** EXCERPTED RECORDS follows **

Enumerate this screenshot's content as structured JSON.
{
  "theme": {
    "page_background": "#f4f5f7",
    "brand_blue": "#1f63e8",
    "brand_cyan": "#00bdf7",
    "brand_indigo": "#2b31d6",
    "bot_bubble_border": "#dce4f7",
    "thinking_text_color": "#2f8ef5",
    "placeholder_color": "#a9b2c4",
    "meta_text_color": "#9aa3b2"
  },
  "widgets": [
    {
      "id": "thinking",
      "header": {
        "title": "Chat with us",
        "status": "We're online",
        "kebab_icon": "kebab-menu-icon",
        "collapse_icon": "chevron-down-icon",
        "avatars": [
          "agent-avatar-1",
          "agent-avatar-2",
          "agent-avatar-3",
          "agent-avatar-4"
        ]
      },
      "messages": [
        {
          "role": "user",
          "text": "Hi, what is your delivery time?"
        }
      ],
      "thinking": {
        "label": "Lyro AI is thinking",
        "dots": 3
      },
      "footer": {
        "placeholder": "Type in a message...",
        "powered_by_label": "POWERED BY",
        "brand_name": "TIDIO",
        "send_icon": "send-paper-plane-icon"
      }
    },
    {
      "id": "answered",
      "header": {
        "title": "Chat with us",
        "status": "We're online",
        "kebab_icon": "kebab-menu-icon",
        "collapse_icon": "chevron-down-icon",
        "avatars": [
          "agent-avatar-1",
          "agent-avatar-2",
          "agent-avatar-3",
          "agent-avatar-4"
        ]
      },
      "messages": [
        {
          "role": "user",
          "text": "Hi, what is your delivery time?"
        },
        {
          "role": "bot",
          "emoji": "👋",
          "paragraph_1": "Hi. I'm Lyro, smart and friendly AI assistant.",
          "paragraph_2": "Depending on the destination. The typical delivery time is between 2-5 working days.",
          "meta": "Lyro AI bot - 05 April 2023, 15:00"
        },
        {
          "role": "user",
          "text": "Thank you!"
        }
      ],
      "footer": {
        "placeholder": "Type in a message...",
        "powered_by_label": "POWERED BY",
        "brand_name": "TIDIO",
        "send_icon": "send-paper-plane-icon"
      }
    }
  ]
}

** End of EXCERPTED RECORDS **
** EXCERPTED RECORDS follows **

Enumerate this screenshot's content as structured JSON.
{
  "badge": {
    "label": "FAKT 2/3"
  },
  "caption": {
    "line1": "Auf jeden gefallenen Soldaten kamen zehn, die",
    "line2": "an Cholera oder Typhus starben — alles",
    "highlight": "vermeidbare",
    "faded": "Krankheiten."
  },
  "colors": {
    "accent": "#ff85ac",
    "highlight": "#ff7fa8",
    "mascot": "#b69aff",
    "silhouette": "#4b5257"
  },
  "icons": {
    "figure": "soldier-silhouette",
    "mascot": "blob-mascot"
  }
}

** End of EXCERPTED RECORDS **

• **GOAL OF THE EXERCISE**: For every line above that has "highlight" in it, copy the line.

• **RESPONSE TO THIS EXERCISE**:
    "highlight": "vermeidbare",
    "highlight": "#ff7fa8",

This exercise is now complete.